Check each line of the entries. Copy the ones that contain the string "myparent".

::::::

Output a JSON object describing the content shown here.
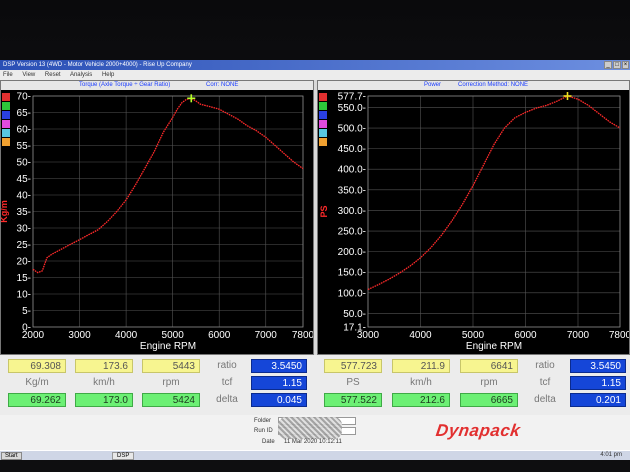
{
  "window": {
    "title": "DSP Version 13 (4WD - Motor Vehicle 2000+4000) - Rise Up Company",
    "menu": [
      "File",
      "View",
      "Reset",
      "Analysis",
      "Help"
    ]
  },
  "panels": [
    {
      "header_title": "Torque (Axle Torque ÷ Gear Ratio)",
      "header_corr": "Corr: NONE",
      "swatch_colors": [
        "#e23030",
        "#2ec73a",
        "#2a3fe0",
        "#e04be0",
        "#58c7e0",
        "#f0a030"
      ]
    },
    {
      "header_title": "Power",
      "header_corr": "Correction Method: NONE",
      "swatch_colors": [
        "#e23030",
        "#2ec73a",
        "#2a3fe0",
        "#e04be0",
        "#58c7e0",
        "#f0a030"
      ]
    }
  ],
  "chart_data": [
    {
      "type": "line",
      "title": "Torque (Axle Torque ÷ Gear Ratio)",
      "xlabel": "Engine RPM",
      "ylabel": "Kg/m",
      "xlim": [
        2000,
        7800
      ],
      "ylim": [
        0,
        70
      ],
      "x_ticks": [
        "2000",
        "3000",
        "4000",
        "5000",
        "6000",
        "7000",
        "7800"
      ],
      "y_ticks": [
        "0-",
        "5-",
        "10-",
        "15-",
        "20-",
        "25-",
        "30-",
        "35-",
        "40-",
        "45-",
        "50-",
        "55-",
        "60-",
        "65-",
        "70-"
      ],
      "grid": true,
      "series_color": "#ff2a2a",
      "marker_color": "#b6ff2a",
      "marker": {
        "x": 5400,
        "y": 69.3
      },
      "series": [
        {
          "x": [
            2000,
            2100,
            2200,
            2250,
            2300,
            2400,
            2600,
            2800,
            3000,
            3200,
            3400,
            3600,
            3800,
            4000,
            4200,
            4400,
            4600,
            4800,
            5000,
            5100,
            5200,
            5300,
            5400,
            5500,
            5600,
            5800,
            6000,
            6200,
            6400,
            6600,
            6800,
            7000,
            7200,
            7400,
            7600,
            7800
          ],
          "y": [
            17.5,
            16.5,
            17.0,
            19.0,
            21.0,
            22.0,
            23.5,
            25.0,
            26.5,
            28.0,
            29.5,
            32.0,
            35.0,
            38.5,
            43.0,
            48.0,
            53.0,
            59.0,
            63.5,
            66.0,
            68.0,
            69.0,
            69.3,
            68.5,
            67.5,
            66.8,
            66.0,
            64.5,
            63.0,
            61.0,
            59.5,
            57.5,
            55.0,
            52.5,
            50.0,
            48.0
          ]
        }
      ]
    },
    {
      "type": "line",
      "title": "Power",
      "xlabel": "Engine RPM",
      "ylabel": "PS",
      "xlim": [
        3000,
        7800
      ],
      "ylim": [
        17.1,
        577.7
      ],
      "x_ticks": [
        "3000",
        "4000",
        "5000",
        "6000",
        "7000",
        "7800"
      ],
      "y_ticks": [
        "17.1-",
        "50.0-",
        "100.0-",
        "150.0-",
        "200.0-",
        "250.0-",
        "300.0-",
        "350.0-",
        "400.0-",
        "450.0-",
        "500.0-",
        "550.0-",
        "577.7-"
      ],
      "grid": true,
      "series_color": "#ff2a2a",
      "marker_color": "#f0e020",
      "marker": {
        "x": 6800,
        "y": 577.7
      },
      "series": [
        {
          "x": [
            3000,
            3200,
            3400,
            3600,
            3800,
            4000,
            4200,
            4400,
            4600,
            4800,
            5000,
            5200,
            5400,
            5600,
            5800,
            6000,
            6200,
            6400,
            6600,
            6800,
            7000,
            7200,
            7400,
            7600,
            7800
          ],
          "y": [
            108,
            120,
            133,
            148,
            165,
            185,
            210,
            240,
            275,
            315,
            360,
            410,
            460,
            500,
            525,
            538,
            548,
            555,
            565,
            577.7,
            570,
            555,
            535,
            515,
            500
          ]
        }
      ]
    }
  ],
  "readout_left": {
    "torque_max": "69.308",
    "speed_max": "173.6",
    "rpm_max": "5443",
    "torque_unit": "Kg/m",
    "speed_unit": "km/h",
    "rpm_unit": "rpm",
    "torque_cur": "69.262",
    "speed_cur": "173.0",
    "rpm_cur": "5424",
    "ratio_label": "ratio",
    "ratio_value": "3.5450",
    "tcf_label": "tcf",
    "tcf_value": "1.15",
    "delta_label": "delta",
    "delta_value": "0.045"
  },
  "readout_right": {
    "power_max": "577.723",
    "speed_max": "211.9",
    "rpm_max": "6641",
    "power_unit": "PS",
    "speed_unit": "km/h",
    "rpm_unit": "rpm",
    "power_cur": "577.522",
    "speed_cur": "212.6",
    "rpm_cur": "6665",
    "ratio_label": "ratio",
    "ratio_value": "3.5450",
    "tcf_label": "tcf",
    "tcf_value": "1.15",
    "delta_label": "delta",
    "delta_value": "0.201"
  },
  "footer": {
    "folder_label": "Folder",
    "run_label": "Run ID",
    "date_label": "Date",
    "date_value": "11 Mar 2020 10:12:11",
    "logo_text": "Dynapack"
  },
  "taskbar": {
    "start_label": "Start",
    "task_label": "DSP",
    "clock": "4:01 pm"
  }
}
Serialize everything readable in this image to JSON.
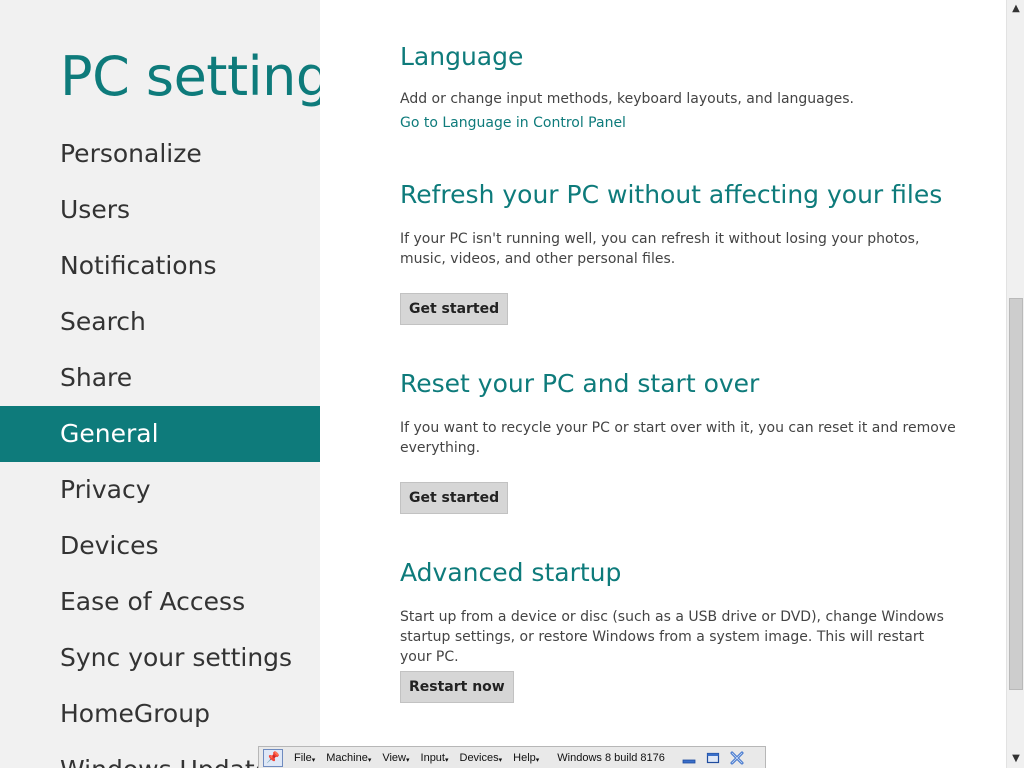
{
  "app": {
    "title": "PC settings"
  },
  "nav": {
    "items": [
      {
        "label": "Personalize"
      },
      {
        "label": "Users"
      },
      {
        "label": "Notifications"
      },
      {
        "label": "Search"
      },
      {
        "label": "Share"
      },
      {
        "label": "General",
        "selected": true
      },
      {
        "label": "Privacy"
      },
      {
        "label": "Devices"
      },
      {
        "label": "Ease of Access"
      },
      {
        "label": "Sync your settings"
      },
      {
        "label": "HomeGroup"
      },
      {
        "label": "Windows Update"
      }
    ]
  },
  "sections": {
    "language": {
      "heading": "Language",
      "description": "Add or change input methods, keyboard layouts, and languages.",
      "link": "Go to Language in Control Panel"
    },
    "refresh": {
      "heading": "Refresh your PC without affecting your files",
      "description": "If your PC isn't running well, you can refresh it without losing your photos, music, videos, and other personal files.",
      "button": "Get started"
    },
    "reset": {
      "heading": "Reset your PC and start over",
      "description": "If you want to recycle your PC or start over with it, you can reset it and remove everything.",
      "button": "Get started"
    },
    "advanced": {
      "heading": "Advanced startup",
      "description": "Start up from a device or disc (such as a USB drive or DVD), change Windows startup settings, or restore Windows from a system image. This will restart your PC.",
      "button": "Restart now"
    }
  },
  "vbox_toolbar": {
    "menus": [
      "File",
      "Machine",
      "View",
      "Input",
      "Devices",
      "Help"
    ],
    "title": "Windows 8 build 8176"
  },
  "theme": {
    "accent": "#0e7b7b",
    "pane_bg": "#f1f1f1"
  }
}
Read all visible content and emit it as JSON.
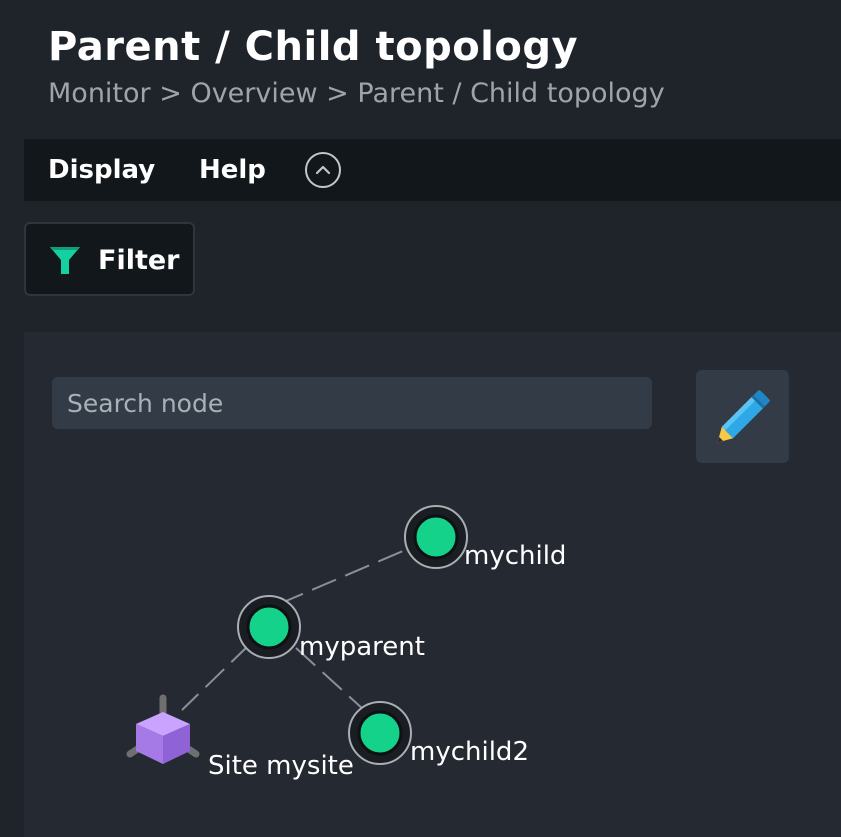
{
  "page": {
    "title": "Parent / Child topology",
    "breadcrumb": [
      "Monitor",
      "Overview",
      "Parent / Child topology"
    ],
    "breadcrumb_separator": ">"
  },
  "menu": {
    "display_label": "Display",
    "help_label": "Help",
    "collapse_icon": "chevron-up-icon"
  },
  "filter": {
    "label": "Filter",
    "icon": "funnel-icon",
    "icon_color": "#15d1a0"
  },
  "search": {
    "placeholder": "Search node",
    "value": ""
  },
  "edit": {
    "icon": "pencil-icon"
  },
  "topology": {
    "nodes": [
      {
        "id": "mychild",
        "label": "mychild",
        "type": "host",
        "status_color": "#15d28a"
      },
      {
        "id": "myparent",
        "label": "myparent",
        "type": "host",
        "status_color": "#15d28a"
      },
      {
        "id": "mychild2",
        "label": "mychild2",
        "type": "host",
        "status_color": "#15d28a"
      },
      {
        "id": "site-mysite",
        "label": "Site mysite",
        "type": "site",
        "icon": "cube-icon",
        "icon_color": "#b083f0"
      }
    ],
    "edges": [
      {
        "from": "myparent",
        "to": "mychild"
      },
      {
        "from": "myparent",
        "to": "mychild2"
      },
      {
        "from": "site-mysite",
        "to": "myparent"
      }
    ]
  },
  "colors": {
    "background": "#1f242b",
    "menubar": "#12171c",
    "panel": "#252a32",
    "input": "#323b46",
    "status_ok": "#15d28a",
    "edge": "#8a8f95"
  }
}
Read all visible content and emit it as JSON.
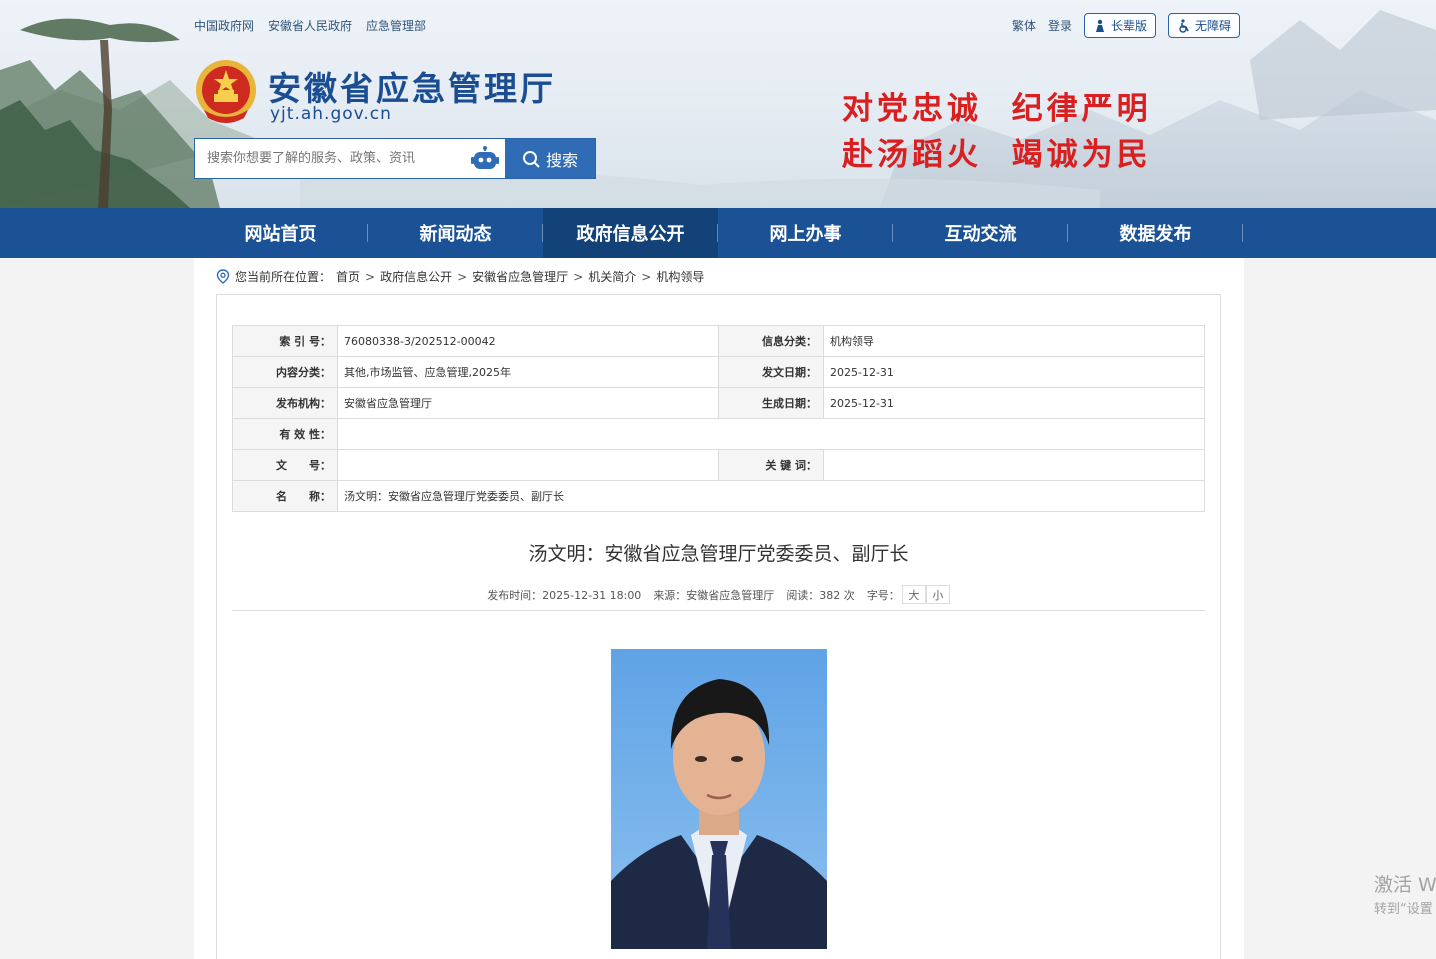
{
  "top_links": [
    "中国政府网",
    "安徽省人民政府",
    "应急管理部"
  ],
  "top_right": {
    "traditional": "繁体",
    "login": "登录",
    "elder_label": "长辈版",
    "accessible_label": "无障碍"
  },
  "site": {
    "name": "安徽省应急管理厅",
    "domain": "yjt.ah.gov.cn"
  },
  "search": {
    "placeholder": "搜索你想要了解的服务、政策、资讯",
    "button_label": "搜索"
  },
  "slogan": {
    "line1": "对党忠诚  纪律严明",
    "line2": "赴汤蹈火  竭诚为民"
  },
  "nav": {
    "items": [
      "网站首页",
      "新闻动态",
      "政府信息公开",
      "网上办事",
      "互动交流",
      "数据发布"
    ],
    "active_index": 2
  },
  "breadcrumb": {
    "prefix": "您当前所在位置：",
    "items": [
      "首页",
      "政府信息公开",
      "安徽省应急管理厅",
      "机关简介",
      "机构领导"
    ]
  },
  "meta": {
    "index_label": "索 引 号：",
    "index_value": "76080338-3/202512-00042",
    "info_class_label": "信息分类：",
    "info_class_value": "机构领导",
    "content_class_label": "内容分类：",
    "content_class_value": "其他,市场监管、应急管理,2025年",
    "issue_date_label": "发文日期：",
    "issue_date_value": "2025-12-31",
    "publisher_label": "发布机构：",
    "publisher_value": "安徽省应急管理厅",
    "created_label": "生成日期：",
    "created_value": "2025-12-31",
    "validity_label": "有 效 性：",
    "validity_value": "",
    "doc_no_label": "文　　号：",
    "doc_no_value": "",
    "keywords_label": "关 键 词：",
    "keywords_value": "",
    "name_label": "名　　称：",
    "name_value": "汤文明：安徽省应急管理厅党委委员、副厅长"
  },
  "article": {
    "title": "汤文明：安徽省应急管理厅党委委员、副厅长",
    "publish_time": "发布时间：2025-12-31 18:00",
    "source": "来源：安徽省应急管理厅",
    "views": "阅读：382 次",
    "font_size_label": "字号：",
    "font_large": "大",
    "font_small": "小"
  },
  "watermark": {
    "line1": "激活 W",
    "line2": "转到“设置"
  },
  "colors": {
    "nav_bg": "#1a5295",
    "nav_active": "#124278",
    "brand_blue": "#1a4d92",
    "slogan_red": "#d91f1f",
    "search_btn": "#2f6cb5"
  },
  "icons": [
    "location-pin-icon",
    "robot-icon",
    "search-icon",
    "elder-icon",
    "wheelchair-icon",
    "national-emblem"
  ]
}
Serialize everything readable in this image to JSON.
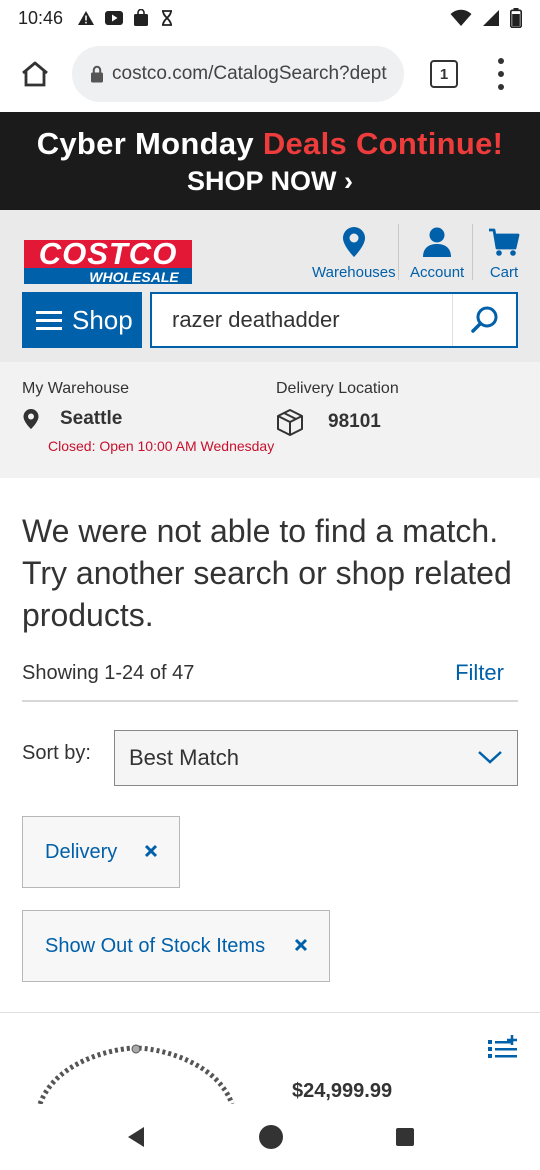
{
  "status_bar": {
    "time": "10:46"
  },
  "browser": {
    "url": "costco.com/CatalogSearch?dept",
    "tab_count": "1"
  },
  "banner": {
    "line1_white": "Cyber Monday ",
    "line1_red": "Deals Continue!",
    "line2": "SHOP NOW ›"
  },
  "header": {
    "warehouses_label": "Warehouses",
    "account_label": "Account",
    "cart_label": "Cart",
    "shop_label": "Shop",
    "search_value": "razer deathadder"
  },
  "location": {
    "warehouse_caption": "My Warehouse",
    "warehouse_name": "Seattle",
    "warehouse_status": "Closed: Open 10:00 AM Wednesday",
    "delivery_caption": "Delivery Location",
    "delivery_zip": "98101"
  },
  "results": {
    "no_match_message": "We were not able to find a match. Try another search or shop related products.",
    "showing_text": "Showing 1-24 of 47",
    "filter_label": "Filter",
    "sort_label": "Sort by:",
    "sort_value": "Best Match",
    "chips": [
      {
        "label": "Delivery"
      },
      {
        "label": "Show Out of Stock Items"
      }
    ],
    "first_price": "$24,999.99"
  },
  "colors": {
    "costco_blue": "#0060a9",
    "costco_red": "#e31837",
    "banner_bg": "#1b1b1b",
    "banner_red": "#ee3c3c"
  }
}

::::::

▶ [SOLVED PROBLEM]:
        "id": "myparent",
        "label": "myparent",
        "from": "myparent",
        "from": "myparent",
        "to": "myparent"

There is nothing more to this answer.